CD Reviews | CTD (Briefly Noted) | JFL (Dip Your Ears) | DVD Reviews


Sondra Radvanovsky Transcends Drab 'Anna Bolena'

Sondra Radvanovsky (Anna Bolena) and Sonia Ganassi (Giovanna Seymour) in Anna Bolena, Washington National Opera, 2012 (photo by Scott Suchman)
When the Metropolitan Opera presented the disappointing Anna Netrebko in the title role of Donizetti's Anna Bolena last year, they missed the chance to cast Sondra Radvanovsky as the hated arriviste Queen of England. New York's loss is Washington's gain, as the American soprano gave a smash debut in the role on Saturday night in Washington National Opera's first production of the opera since 1993. (For some background on the opera, see my preview article.) Radvanovsky was graceful and dignified as the second wife of King Henry VIII, with searing high notes and an ethereal pianissimo, not swallowed or pinched in sound, just sweet, and active and articulated runs. As noted of her appearances at the Met and here in Washington, the voice makes a large, broad sound, shading to the dark side and occasionally just a hair flat, but the fireworks from Radvanovsky, never really strained throughout a long evening, were the best part of this uneven production.

There were other high points, too, beginning with the company debut of Georgian tenor Shalva Mukeria, who sang the role for his U.S. debut at Santa Fe Opera in 2004. As Riccardo, Anne's former love, he had clarion high notes with plenty of room-filling squillo, a plaintive legato and sobbing tone, but was stiff as a board in his acting, less than believable as the ardent Percy. Mezzo-soprano Sonia Ganassi, last heard in Werther last spring, was good in the role of Giovanna Seymour, Anne's rival, especially in the Act II duet ("Sul suo capo aggravi un Dio") with Radvanovsky, one of the opera's best pieces, but with a somewhat mousy presence that prevented her from becoming a more brilliant foil to Anne. With some of the best little set pieces in the opera, mezzo-soprano Claudia Huckle, a former Domingo-Cafritz artist, had an excellent turn as Smeton, Anne's court musician. Bass Oren Gradus had a mixed company debut as Henry VIII, swaggering with a rough-hewn tone until he hit a bad patch in the second act, cracking badly on a high note ("Giustizia!).

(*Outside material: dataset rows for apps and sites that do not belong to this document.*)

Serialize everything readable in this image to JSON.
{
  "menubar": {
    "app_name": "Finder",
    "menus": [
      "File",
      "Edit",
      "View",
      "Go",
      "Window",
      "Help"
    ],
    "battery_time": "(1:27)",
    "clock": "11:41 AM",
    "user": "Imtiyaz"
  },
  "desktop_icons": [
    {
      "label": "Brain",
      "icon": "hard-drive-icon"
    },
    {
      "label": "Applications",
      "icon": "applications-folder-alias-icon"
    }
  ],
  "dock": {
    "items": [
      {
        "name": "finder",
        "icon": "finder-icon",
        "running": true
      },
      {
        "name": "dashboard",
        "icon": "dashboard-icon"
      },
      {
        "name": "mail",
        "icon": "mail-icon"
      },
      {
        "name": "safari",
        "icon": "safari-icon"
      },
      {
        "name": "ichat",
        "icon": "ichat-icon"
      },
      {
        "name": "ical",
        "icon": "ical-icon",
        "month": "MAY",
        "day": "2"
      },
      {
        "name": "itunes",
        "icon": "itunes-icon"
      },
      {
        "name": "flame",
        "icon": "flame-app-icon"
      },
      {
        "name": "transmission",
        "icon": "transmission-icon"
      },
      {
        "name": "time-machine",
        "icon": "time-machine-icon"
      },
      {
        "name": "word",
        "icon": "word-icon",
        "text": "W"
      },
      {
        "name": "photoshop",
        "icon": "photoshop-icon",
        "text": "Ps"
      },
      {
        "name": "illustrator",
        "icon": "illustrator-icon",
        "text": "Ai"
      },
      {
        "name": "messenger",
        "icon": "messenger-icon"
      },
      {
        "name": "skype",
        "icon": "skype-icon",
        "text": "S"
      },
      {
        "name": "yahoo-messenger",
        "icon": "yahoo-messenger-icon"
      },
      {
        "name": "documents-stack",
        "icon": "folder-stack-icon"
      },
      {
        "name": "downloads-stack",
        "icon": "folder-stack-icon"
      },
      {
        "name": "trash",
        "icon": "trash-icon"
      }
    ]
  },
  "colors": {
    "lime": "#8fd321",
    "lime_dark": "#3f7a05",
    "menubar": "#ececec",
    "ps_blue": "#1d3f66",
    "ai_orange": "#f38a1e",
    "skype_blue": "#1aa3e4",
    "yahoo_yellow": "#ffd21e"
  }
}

Other Articles:

Anne Midgette, Radvanovsky shines in Washington National Opera’s ‘Anna Bolena’ (Washington Post, September 17)

---, Sondra Radvanovsky prepares for Washington National Opera’s ‘Anna Bolena’ (Washington Post, September 14)
WNO revived a dull-as-dust staging from the Dallas Opera, directed by Stephen Lawless, with a truly ugly set of IKEA-style wood panels that moved around unhelpfully (sets by Benoit Dugardyn), providing a backdrop, as in the photo above, that reminded me too much of my childhood friend's wood-paneled den in the 1970s. Moving pieces did little to distract from the plainness: the odd choice of rolling display cases (for the royal ermines and, curiously, the executioner's sword and block) and a bizarre added choreography in the hunt scene (featuring two bare-chested men wearing deer skull masks fighting each other). Because the opera was part of a trilogy staged by Lawless around the life of Elizabeth I, he added the young princess to this opera as a tween supernumerary (not in Felice Romani's libretto), although Elizabeth was not even three years old at the time of her mother's execution. The curving upper backdrop at the back of the stage, based on Shakespeare's Globe Theater, was routinely filled with members of the chorus, a device that became tiresome, as did the fawning menace of character tenor Aaron Blake as Sir Hervey, Henry's toady, their relationship tinged with an unspoken homoeroticism. Several of the cuts often made to the score were reversed in this performance, including in Percy's jail scene in Act II, making for a long evening in the theater. Conductor Antonello Allemandi, in a generally undistinguished company debut at the podium, used exaggerated gestures that did not really help much in coordinating pit and platform.

This production continues through October 6, at the Kennedy Center Opera House.

No comments: